● Your instructions
All entries below must be reproduced without a single change.

Dataset rows describing interfaces
━━━━━━━━━━━━━━━━━━━━
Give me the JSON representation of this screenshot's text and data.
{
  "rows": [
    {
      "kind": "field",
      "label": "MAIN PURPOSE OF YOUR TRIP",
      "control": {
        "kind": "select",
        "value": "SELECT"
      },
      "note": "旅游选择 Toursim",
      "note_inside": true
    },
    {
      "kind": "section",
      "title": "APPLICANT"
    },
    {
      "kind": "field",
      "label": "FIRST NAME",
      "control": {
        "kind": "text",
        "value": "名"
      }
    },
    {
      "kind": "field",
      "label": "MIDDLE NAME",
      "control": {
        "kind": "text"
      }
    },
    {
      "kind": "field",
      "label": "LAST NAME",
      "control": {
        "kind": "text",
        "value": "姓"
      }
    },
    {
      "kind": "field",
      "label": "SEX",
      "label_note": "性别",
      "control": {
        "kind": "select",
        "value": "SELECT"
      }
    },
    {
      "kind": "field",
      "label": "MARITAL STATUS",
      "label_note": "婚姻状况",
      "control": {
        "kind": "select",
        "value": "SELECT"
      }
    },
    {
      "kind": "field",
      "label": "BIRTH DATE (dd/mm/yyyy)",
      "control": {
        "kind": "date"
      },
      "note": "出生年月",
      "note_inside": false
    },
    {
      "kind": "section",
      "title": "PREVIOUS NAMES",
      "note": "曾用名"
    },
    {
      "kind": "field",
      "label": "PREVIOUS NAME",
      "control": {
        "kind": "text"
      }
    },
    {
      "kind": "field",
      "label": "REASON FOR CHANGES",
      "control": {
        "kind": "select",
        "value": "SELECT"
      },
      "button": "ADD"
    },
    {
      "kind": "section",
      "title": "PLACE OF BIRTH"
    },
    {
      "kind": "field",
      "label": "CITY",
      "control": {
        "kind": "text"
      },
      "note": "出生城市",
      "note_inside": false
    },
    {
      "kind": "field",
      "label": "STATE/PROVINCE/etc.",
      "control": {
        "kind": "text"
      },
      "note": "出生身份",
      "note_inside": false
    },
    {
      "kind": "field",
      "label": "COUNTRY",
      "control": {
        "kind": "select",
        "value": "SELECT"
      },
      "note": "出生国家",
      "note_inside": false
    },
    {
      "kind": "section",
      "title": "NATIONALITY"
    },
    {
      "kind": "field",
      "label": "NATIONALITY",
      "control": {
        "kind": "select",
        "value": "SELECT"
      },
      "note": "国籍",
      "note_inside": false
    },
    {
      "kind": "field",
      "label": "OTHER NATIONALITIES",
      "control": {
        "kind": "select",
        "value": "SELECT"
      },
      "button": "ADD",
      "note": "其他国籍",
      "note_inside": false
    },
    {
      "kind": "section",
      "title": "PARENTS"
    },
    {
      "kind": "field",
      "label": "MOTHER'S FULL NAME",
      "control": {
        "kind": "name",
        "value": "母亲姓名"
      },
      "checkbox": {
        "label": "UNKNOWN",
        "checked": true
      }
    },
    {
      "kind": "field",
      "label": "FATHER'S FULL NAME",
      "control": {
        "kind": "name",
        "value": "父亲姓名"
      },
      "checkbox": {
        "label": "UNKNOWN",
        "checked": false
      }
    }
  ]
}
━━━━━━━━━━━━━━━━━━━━
● Problem solution
Give me the JSON representation of this screenshot's text and data.
{
  "rows": [
    {
      "kind": "field",
      "label": "MAIN PURPOSE OF YOUR TRIP",
      "control": {
        "kind": "select",
        "value": "SELECT"
      },
      "note": "旅游选择 Toursim",
      "note_inside": true
    },
    {
      "kind": "section",
      "title": "APPLICANT"
    },
    {
      "kind": "field",
      "label": "FIRST NAME",
      "control": {
        "kind": "text",
        "value": "名"
      }
    },
    {
      "kind": "field",
      "label": "MIDDLE NAME",
      "control": {
        "kind": "text"
      }
    },
    {
      "kind": "field",
      "label": "LAST NAME",
      "control": {
        "kind": "text",
        "value": "姓"
      }
    },
    {
      "kind": "field",
      "label": "SEX",
      "label_note": "性别",
      "control": {
        "kind": "select",
        "value": "SELECT"
      }
    },
    {
      "kind": "field",
      "label": "MARITAL STATUS",
      "label_note": "婚姻状况",
      "control": {
        "kind": "select",
        "value": "SELECT"
      }
    },
    {
      "kind": "field",
      "label": "BIRTH DATE (dd/mm/yyyy)",
      "control": {
        "kind": "date"
      },
      "note": "出生年月",
      "note_inside": false
    },
    {
      "kind": "section",
      "title": "PREVIOUS NAMES",
      "note": "曾用名"
    },
    {
      "kind": "field",
      "label": "PREVIOUS NAME",
      "control": {
        "kind": "text"
      }
    },
    {
      "kind": "field",
      "label": "REASON FOR CHANGES",
      "control": {
        "kind": "select",
        "value": "SELECT"
      },
      "button": "ADD"
    },
    {
      "kind": "section",
      "title": "PLACE OF BIRTH"
    },
    {
      "kind": "field",
      "label": "CITY",
      "control": {
        "kind": "text"
      },
      "note": "出生城市",
      "note_inside": false
    },
    {
      "kind": "field",
      "label": "STATE/PROVINCE/etc.",
      "control": {
        "kind": "text"
      },
      "note": "出生身份",
      "note_inside": false
    },
    {
      "kind": "field",
      "label": "COUNTRY",
      "control": {
        "kind": "select",
        "value": "SELECT"
      },
      "note": "出生国家",
      "note_inside": false
    },
    {
      "kind": "section",
      "title": "NATIONALITY"
    },
    {
      "kind": "field",
      "label": "NATIONALITY",
      "control": {
        "kind": "select",
        "value": "SELECT"
      },
      "note": "国籍",
      "note_inside": false
    },
    {
      "kind": "field",
      "label": "OTHER NATIONALITIES",
      "control": {
        "kind": "select",
        "value": "SELECT"
      },
      "button": "ADD",
      "note": "其他国籍",
      "note_inside": false
    },
    {
      "kind": "section",
      "title": "PARENTS"
    },
    {
      "kind": "field",
      "label": "MOTHER'S FULL NAME",
      "control": {
        "kind": "name",
        "value": "母亲姓名"
      },
      "checkbox": {
        "label": "UNKNOWN",
        "checked": true
      }
    },
    {
      "kind": "field",
      "label": "FATHER'S FULL NAME",
      "control": {
        "kind": "name",
        "value": "父亲姓名"
      },
      "checkbox": {
        "label": "UNKNOWN",
        "checked": false
      }
    }
  ]
}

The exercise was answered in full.